:: Records for this task
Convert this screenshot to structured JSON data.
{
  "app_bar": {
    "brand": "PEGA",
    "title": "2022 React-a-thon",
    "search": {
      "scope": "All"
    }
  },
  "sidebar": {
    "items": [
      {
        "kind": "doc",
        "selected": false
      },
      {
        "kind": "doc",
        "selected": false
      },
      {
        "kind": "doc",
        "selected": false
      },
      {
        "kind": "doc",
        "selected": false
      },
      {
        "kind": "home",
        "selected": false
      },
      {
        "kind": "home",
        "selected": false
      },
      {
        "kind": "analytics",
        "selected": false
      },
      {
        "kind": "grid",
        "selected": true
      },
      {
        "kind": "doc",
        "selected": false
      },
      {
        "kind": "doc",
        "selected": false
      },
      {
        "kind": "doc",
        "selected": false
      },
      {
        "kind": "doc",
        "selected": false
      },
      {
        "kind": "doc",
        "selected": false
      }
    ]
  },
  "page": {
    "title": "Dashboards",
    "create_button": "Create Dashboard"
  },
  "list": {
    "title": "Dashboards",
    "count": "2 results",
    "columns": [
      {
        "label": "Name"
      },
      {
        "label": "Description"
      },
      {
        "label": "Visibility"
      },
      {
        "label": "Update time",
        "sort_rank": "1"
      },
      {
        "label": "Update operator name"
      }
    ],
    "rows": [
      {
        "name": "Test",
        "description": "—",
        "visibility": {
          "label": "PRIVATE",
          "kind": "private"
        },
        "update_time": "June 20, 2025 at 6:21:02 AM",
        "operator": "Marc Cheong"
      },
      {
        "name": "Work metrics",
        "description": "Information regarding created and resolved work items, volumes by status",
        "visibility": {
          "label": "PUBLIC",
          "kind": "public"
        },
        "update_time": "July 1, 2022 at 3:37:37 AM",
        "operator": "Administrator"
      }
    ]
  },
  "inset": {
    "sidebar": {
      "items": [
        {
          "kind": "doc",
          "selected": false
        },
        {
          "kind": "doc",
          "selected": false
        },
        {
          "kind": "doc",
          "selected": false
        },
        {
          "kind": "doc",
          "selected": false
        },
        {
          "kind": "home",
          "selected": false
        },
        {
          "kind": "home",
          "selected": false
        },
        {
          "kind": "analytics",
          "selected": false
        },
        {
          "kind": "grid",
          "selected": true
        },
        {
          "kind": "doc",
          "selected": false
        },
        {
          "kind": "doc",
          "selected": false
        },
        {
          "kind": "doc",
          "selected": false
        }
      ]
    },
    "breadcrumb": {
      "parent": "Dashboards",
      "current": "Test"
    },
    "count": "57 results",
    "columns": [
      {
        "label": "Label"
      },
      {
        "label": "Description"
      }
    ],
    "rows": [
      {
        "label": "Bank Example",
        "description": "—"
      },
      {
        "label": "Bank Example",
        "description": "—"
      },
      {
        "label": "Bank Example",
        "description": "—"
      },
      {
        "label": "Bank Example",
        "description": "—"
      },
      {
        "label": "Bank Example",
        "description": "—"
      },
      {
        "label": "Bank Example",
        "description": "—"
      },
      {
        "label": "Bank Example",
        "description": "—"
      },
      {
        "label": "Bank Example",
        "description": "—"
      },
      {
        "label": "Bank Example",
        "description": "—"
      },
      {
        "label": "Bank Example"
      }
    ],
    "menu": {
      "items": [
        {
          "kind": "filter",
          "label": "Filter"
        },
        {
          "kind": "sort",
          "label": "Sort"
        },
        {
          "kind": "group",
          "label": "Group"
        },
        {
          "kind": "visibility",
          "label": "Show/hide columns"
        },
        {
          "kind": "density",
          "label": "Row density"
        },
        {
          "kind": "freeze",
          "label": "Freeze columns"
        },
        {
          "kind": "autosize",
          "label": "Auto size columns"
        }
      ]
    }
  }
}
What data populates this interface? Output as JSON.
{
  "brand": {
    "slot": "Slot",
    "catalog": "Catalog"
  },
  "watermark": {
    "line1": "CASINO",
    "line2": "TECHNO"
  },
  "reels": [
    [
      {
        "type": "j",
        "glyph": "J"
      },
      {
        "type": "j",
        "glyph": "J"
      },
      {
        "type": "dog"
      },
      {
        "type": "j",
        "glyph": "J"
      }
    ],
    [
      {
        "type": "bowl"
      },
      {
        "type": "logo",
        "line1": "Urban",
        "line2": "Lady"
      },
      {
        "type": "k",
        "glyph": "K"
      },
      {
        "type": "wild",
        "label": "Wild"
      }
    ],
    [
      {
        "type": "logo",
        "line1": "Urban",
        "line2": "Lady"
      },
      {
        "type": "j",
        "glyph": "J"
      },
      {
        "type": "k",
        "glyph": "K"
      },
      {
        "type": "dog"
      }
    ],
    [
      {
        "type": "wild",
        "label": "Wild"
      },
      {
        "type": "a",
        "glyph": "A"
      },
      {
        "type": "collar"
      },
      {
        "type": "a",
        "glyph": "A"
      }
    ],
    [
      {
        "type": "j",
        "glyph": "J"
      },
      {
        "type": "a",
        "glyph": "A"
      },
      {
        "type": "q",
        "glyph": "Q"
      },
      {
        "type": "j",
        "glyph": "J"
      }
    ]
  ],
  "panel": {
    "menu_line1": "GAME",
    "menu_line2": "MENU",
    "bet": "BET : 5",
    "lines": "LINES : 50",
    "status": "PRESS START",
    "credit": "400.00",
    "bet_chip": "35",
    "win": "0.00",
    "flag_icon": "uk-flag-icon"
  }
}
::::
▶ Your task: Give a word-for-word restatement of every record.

▶ Exercise answer:
Convert this screenshot to structured JSON data.
{
  "app_bar": {
    "brand": "PEGA",
    "title": "2022 React-a-thon",
    "search": {
      "scope": "All"
    }
  },
  "sidebar": {
    "items": [
      {
        "kind": "doc",
        "selected": false
      },
      {
        "kind": "doc",
        "selected": false
      },
      {
        "kind": "doc",
        "selected": false
      },
      {
        "kind": "doc",
        "selected": false
      },
      {
        "kind": "home",
        "selected": false
      },
      {
        "kind": "home",
        "selected": false
      },
      {
        "kind": "analytics",
        "selected": false
      },
      {
        "kind": "grid",
        "selected": true
      },
      {
        "kind": "doc",
        "selected": false
      },
      {
        "kind": "doc",
        "selected": false
      },
      {
        "kind": "doc",
        "selected": false
      },
      {
        "kind": "doc",
        "selected": false
      },
      {
        "kind": "doc",
        "selected": false
      }
    ]
  },
  "page": {
    "title": "Dashboards",
    "create_button": "Create Dashboard"
  },
  "list": {
    "title": "Dashboards",
    "count": "2 results",
    "columns": [
      {
        "label": "Name"
      },
      {
        "label": "Description"
      },
      {
        "label": "Visibility"
      },
      {
        "label": "Update time",
        "sort_rank": "1"
      },
      {
        "label": "Update operator name"
      }
    ],
    "rows": [
      {
        "name": "Test",
        "description": "—",
        "visibility": {
          "label": "PRIVATE",
          "kind": "private"
        },
        "update_time": "June 20, 2025 at 6:21:02 AM",
        "operator": "Marc Cheong"
      },
      {
        "name": "Work metrics",
        "description": "Information regarding created and resolved work items, volumes by status",
        "visibility": {
          "label": "PUBLIC",
          "kind": "public"
        },
        "update_time": "July 1, 2022 at 3:37:37 AM",
        "operator": "Administrator"
      }
    ]
  },
  "inset": {
    "sidebar": {
      "items": [
        {
          "kind": "doc",
          "selected": false
        },
        {
          "kind": "doc",
          "selected": false
        },
        {
          "kind": "doc",
          "selected": false
        },
        {
          "kind": "doc",
          "selected": false
        },
        {
          "kind": "home",
          "selected": false
        },
        {
          "kind": "home",
          "selected": false
        },
        {
          "kind": "analytics",
          "selected": false
        },
        {
          "kind": "grid",
          "selected": true
        },
        {
          "kind": "doc",
          "selected": false
        },
        {
          "kind": "doc",
          "selected": false
        },
        {
          "kind": "doc",
          "selected": false
        }
      ]
    },
    "breadcrumb": {
      "parent": "Dashboards",
      "current": "Test"
    },
    "count": "57 results",
    "columns": [
      {
        "label": "Label"
      },
      {
        "label": "Description"
      }
    ],
    "rows": [
      {
        "label": "Bank Example",
        "description": "—"
      },
      {
        "label": "Bank Example",
        "description": "—"
      },
      {
        "label": "Bank Example",
        "description": "—"
      },
      {
        "label": "Bank Example",
        "description": "—"
      },
      {
        "label": "Bank Example",
        "description": "—"
      },
      {
        "label": "Bank Example",
        "description": "—"
      },
      {
        "label": "Bank Example",
        "description": "—"
      },
      {
        "label": "Bank Example",
        "description": "—"
      },
      {
        "label": "Bank Example",
        "description": "—"
      },
      {
        "label": "Bank Example"
      }
    ],
    "menu": {
      "items": [
        {
          "kind": "filter",
          "label": "Filter"
        },
        {
          "kind": "sort",
          "label": "Sort"
        },
        {
          "kind": "group",
          "label": "Group"
        },
        {
          "kind": "visibility",
          "label": "Show/hide columns"
        },
        {
          "kind": "density",
          "label": "Row density"
        },
        {
          "kind": "freeze",
          "label": "Freeze columns"
        },
        {
          "kind": "autosize",
          "label": "Auto size columns"
        }
      ]
    }
  }
}
What data populates this interface? Output as JSON.
{
  "brand": {
    "slot": "Slot",
    "catalog": "Catalog"
  },
  "watermark": {
    "line1": "CASINO",
    "line2": "TECHNO"
  },
  "reels": [
    [
      {
        "type": "j",
        "glyph": "J"
      },
      {
        "type": "j",
        "glyph": "J"
      },
      {
        "type": "dog"
      },
      {
        "type": "j",
        "glyph": "J"
      }
    ],
    [
      {
        "type": "bowl"
      },
      {
        "type": "logo",
        "line1": "Urban",
        "line2": "Lady"
      },
      {
        "type": "k",
        "glyph": "K"
      },
      {
        "type": "wild",
        "label": "Wild"
      }
    ],
    [
      {
        "type": "logo",
        "line1": "Urban",
        "line2": "Lady"
      },
      {
        "type": "j",
        "glyph": "J"
      },
      {
        "type": "k",
        "glyph": "K"
      },
      {
        "type": "dog"
      }
    ],
    [
      {
        "type": "wild",
        "label": "Wild"
      },
      {
        "type": "a",
        "glyph": "A"
      },
      {
        "type": "collar"
      },
      {
        "type": "a",
        "glyph": "A"
      }
    ],
    [
      {
        "type": "j",
        "glyph": "J"
      },
      {
        "type": "a",
        "glyph": "A"
      },
      {
        "type": "q",
        "glyph": "Q"
      },
      {
        "type": "j",
        "glyph": "J"
      }
    ]
  ],
  "panel": {
    "menu_line1": "GAME",
    "menu_line2": "MENU",
    "bet": "BET : 5",
    "lines": "LINES : 50",
    "status": "PRESS START",
    "credit": "400.00",
    "bet_chip": "35",
    "win": "0.00",
    "flag_icon": "uk-flag-icon"
  }
}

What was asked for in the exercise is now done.